◆ Exercise aim: Where an entry contains a picture, skip the picture and write out everything else exactly.

↓↓↓

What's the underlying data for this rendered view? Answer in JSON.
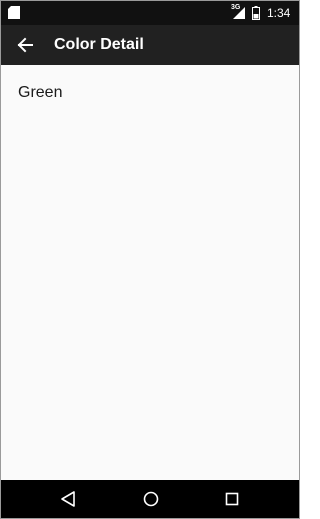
{
  "status_bar": {
    "network_label": "3G",
    "time": "1:34",
    "icons": [
      "sd-card-icon",
      "signal-icon",
      "battery-icon"
    ]
  },
  "toolbar": {
    "back_icon": "arrow-back-icon",
    "title": "Color Detail"
  },
  "content": {
    "color_name": "Green"
  },
  "nav_bar": {
    "icons": [
      "nav-back-icon",
      "nav-home-icon",
      "nav-recents-icon"
    ]
  },
  "colors": {
    "status_bar_bg": "#111111",
    "toolbar_bg": "#212121",
    "content_bg": "#fafafa",
    "nav_bar_bg": "#000000"
  }
}
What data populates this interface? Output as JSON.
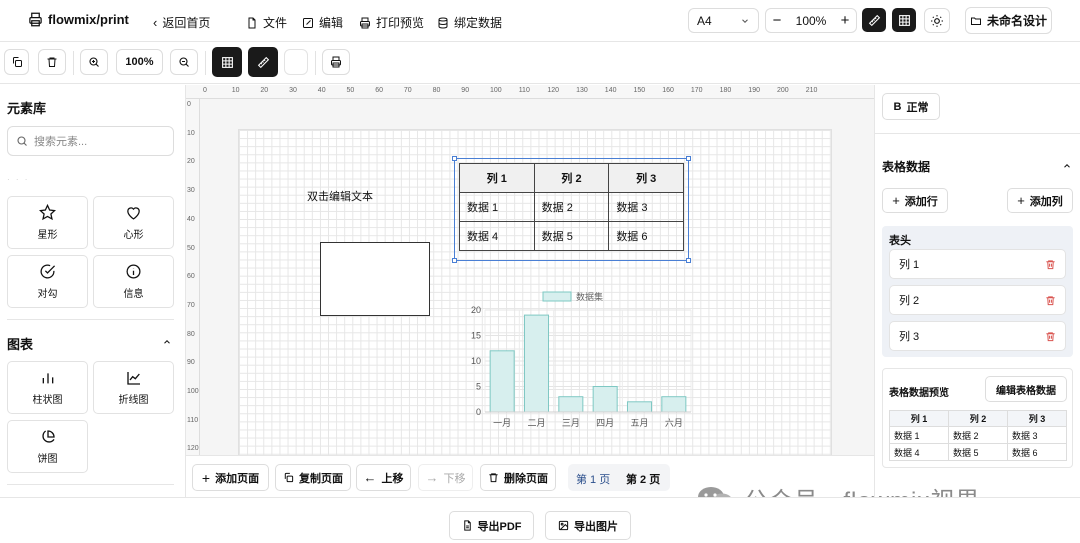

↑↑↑

◆ Answer to this problem:
What's the underlying data for this rendered view? Answer in JSON.
{
  "status_bar": {
    "network_label": "3G",
    "time": "1:34",
    "icons": [
      "sd-card-icon",
      "signal-icon",
      "battery-icon"
    ]
  },
  "toolbar": {
    "back_icon": "arrow-back-icon",
    "title": "Color Detail"
  },
  "content": {
    "color_name": "Green"
  },
  "nav_bar": {
    "icons": [
      "nav-back-icon",
      "nav-home-icon",
      "nav-recents-icon"
    ]
  },
  "colors": {
    "status_bar_bg": "#111111",
    "toolbar_bg": "#212121",
    "content_bg": "#fafafa",
    "nav_bar_bg": "#000000"
  }
}
What data populates this interface? Output as JSON.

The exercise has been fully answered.